_THE TASK_.
For the entries below, report the number of lines containing "Gabimaru", without any other content.

_DATA PROVIDED_.
################

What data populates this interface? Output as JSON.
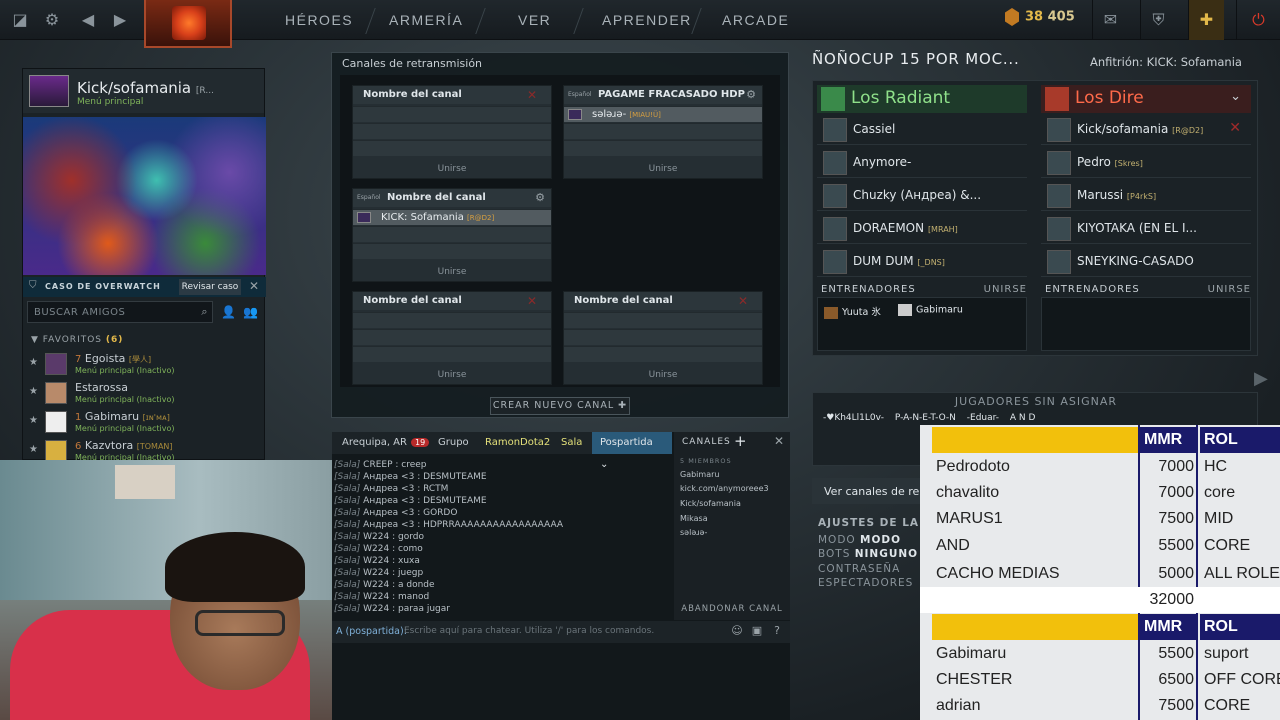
{
  "topbar": {
    "nav": [
      "HÉROES",
      "ARMERÍA",
      "VER",
      "APRENDER",
      "ARCADE"
    ],
    "shards_a": "38",
    "shards_b": "405"
  },
  "profile": {
    "name": "Kick/sofamania",
    "tag": "[R...",
    "status": "Menú principal",
    "overwatch_label": "CASO DE OVERWATCH",
    "overwatch_button": "Revisar caso",
    "search_placeholder": "BUSCAR AMIGOS",
    "favorites_label": "FAVORITOS",
    "favorites_count": "(6)",
    "friends": [
      {
        "num": "7",
        "name": "Egoista",
        "tag": "[學人]",
        "status": "Menú principal (Inactivo)"
      },
      {
        "num": "",
        "name": "Estarossa",
        "tag": "",
        "status": "Menú principal (Inactivo)"
      },
      {
        "num": "1",
        "name": "Gabimaru",
        "tag": "[ɪɴ'ᴍᴀ]",
        "status": "Menú principal (Inactivo)"
      },
      {
        "num": "6",
        "name": "Kazvtora",
        "tag": "[TOMAN]",
        "status": "Menú principal (Inactivo)"
      }
    ]
  },
  "broadcast": {
    "title": "Canales de retransmisión",
    "join_label": "Unirse",
    "create_label": "CREAR NUEVO CANAL",
    "slot_placeholder": "Nombre del canal",
    "lang": "Español",
    "channel2_name": "PAGAME FRACASADO HDP",
    "channel2_caster": "sәlәɹә-",
    "channel2_tag": "[MIAU!Ü]",
    "channel3_name": "Nombre del canal",
    "channel3_caster": "KICK: Sofamania",
    "channel3_tag": "[R@D2]"
  },
  "lobby": {
    "title": "ÑOÑOCUP 15 POR MOC...",
    "host": "Anfitrión: KICK: Sofamania",
    "radiant_label": "Los Radiant",
    "dire_label": "Los Dire",
    "radiant": [
      {
        "name": "Cassiel",
        "tag": ""
      },
      {
        "name": "Anymore-",
        "tag": ""
      },
      {
        "name": "Chuzky (Андреа) &...",
        "tag": ""
      },
      {
        "name": "DORAEMON",
        "tag": "[MRAH]"
      },
      {
        "name": "DUM DUM",
        "tag": "[_DNS]"
      }
    ],
    "dire": [
      {
        "name": "Kick/sofamania",
        "tag": "[R@D2]"
      },
      {
        "name": "Pedro",
        "tag": "[Skres]"
      },
      {
        "name": "Marussi",
        "tag": "[P4rkS]"
      },
      {
        "name": "KIYOTAKA (EN EL I...",
        "tag": ""
      },
      {
        "name": "SNEYKING-CASADO",
        "tag": ""
      }
    ],
    "coaches_label": "ENTRENADORES",
    "join_label": "UNIRSE",
    "radiant_coaches": [
      "Yuuta 氷",
      "Gabimaru"
    ],
    "unassigned_title": "JUGADORES SIN ASIGNAR",
    "unassigned": [
      "-♥Kh4Ll1L0v-",
      "P-A-N-E-T-O-N",
      "-Eduar-",
      "A N D"
    ],
    "view_channels": "Ver canales de re",
    "settings_title": "AJUSTES DE LA S",
    "settings": [
      {
        "k": "MODO",
        "v": "MODO"
      },
      {
        "k": "BOTS",
        "v": "NINGUNO"
      },
      {
        "k": "CONTRASEÑA",
        "v": ""
      },
      {
        "k": "ESPECTADORES",
        "v": ""
      }
    ]
  },
  "chat": {
    "tabs": [
      "Arequipa, AR",
      "Grupo",
      "RamonDota2",
      "Sala",
      "Pospartida"
    ],
    "badge": "19",
    "messages": [
      {
        "src": "[Sala]",
        "user": "CREEP",
        "text": "creep"
      },
      {
        "src": "[Sala]",
        "user": "Андреа <3",
        "text": "DESMUTEAME"
      },
      {
        "src": "[Sala]",
        "user": "Андреа <3",
        "text": "RCTM"
      },
      {
        "src": "[Sala]",
        "user": "Андреа <3",
        "text": "DESMUTEAME"
      },
      {
        "src": "[Sala]",
        "user": "Андреа <3",
        "text": "GORDO"
      },
      {
        "src": "[Sala]",
        "user": "Андреа <3",
        "text": "HDPRRAAAAAAAAAAAAAAAAA"
      },
      {
        "src": "[Sala]",
        "user": "W224",
        "text": "gordo"
      },
      {
        "src": "[Sala]",
        "user": "W224",
        "text": "como"
      },
      {
        "src": "[Sala]",
        "user": "W224",
        "text": "xuxa"
      },
      {
        "src": "[Sala]",
        "user": "W224",
        "text": "juegp"
      },
      {
        "src": "[Sala]",
        "user": "W224",
        "text": "a donde"
      },
      {
        "src": "[Sala]",
        "user": "W224",
        "text": "manod"
      },
      {
        "src": "[Sala]",
        "user": "W224",
        "text": "paraa jugar"
      }
    ],
    "channels_label": "CANALES",
    "member_count": "5 MIEMBROS",
    "members": [
      "Gabimaru",
      "kick.com/anymoreee3",
      "Kick/sofamania",
      "Mikasa",
      "sәlәɹә-"
    ],
    "leave_label": "ABANDONAR CANAL",
    "input_label": "A (pospartida):",
    "input_placeholder": "Escribe aquí para chatear. Utiliza '/' para los comandos."
  },
  "sheet": {
    "headers": {
      "mmr": "MMR",
      "rol": "ROL"
    },
    "team1": [
      {
        "name": "Pedrodoto",
        "mmr": "7000",
        "rol": "HC"
      },
      {
        "name": "chavalito",
        "mmr": "7000",
        "rol": "core"
      },
      {
        "name": "MARUS1",
        "mmr": "7500",
        "rol": "MID"
      },
      {
        "name": "AND",
        "mmr": "5500",
        "rol": "CORE"
      },
      {
        "name": "CACHO MEDIAS",
        "mmr": "5000",
        "rol": "ALL ROLES"
      }
    ],
    "team1_total": "32000",
    "team2": [
      {
        "name": "Gabimaru",
        "mmr": "5500",
        "rol": "suport"
      },
      {
        "name": "CHESTER",
        "mmr": "6500",
        "rol": "OFF CORE"
      },
      {
        "name": "adrian",
        "mmr": "7500",
        "rol": "CORE"
      }
    ]
  }
}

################

_SOLUTION FOR THIS EXERCISE_.
4